MATERIAL SUPPLIED Start Marker

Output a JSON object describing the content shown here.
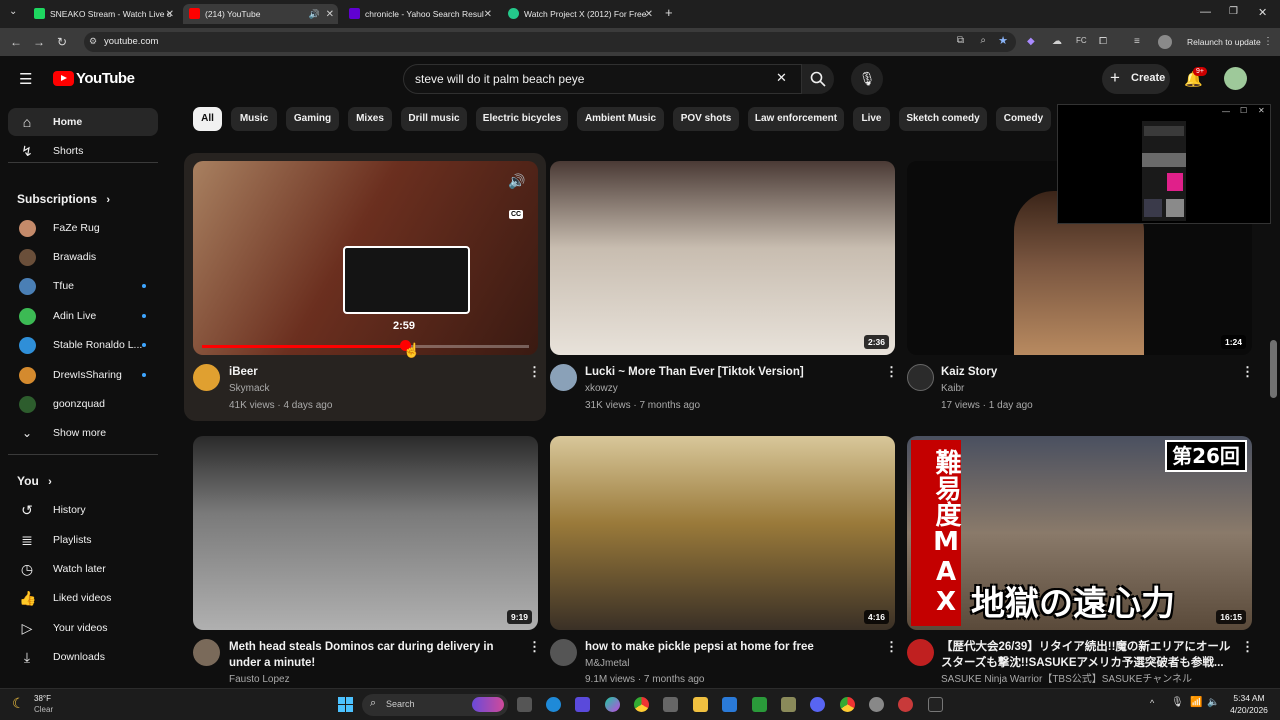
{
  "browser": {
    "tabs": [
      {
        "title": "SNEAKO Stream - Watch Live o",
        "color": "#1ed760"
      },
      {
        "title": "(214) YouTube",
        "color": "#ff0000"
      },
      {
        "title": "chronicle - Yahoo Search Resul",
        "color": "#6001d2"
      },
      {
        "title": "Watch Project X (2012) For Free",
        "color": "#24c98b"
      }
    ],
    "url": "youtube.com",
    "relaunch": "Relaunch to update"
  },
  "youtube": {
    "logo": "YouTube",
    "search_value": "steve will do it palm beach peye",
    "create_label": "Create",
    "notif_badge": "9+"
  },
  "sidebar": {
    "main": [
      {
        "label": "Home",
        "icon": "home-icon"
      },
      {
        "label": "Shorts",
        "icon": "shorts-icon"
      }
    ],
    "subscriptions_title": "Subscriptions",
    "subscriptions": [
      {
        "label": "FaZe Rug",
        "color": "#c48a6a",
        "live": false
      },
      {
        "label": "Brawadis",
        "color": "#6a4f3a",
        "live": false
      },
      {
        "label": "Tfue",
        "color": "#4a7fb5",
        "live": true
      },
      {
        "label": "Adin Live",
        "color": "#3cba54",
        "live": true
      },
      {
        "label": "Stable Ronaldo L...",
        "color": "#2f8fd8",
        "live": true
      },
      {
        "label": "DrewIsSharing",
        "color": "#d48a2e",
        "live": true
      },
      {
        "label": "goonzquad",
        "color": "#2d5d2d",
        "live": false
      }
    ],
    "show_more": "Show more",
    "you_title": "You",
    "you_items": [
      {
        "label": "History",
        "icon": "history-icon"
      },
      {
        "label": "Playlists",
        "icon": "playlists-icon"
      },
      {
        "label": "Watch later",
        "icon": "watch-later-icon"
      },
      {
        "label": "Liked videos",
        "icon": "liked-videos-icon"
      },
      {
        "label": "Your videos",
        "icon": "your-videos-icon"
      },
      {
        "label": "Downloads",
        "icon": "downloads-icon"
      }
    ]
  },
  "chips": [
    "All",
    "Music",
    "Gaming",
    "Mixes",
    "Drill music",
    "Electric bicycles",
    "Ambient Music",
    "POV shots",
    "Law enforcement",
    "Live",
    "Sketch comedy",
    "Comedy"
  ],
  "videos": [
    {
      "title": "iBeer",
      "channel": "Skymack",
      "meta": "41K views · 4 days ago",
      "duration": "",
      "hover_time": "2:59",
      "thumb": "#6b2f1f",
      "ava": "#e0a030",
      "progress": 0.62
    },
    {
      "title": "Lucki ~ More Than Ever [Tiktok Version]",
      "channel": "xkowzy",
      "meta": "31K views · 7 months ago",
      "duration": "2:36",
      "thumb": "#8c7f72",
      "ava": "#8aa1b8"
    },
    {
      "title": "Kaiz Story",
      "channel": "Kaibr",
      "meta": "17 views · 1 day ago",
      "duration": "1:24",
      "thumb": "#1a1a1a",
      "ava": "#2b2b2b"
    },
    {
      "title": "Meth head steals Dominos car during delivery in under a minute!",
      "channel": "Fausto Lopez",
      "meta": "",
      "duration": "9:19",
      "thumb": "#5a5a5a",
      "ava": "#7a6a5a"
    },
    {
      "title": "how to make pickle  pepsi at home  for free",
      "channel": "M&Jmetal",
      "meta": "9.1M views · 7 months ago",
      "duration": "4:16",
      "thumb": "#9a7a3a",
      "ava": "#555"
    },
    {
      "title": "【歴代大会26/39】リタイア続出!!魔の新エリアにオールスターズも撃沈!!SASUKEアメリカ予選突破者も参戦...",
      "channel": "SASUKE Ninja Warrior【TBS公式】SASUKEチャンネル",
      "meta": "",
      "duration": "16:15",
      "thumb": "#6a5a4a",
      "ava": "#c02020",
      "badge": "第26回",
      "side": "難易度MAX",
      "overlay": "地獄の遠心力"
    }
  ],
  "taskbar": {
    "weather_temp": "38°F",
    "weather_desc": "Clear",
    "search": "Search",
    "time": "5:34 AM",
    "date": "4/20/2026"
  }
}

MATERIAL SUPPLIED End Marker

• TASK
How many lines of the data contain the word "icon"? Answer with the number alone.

• RESPONSE BOX
8